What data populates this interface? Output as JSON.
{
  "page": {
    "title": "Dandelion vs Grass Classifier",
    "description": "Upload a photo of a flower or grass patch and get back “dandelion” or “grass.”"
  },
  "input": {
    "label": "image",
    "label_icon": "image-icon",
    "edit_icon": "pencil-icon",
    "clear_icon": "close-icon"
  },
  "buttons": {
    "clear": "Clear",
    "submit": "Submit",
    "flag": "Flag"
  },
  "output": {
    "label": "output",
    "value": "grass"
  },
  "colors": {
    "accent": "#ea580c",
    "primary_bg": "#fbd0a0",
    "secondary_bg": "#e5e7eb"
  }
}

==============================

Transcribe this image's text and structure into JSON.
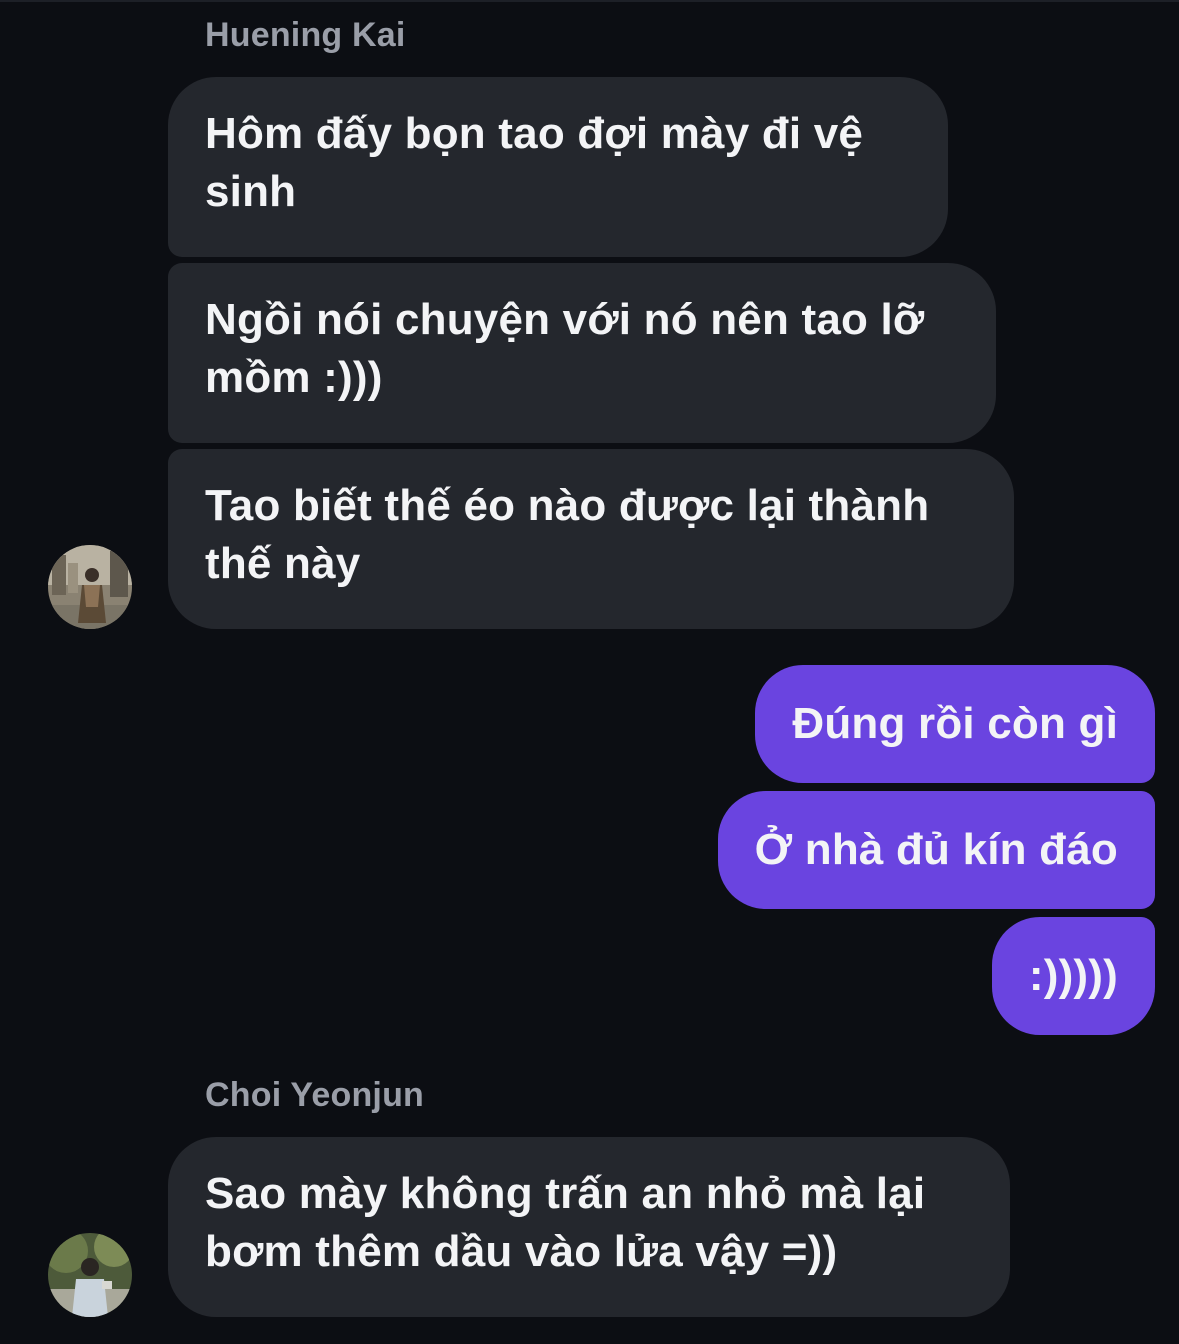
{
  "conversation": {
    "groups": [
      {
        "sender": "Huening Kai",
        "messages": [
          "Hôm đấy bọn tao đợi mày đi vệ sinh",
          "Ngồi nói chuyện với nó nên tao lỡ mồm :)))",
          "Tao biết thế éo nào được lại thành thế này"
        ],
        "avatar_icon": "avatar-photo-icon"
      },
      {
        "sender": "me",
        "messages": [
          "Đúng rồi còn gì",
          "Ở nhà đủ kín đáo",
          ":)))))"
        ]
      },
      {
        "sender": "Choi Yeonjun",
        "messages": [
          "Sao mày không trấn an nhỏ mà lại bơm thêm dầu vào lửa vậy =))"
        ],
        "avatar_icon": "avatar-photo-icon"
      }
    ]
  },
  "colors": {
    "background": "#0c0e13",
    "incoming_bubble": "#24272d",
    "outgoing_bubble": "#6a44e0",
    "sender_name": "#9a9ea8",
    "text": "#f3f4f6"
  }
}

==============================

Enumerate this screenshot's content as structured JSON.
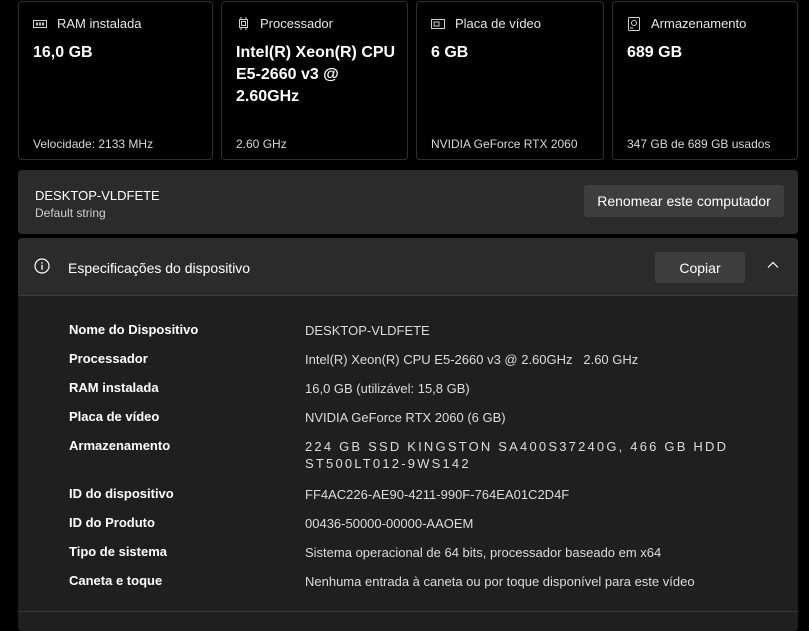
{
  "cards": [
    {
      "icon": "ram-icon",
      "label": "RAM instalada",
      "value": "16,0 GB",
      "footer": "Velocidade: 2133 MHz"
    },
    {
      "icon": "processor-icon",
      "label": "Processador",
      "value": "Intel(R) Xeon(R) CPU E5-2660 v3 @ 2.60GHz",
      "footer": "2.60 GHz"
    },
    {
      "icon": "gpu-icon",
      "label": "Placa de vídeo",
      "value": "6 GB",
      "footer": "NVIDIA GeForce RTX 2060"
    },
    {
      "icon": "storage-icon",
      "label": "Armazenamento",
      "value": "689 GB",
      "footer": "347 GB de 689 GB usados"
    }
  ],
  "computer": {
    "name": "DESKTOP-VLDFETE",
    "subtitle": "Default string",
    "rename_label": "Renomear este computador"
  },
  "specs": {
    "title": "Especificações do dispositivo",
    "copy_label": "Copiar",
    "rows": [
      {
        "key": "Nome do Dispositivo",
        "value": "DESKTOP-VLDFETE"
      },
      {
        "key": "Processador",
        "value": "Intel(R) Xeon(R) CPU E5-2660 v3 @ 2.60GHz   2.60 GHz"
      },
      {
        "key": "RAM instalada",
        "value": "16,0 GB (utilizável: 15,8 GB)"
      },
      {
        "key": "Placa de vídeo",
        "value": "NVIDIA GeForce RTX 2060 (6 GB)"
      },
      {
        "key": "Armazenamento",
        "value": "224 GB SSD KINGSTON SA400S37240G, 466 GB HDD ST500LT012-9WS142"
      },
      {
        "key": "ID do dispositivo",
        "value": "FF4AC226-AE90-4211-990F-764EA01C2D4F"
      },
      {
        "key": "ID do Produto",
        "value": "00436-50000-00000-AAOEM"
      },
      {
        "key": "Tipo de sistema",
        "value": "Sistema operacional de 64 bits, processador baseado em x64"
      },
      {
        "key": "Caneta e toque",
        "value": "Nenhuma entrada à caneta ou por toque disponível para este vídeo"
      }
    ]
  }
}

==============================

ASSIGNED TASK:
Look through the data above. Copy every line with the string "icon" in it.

SOLUTION TO THE EXERCISE:
    "label_icon": "image-icon",
    "edit_icon": "pencil-icon",
    "clear_icon": "close-icon"
        "avatar_icon": "avatar-photo-icon"
        "avatar_icon": "avatar-photo-icon"
      "icon": "ram-icon",
      "icon": "processor-icon",
      "icon": "gpu-icon",
      "icon": "storage-icon",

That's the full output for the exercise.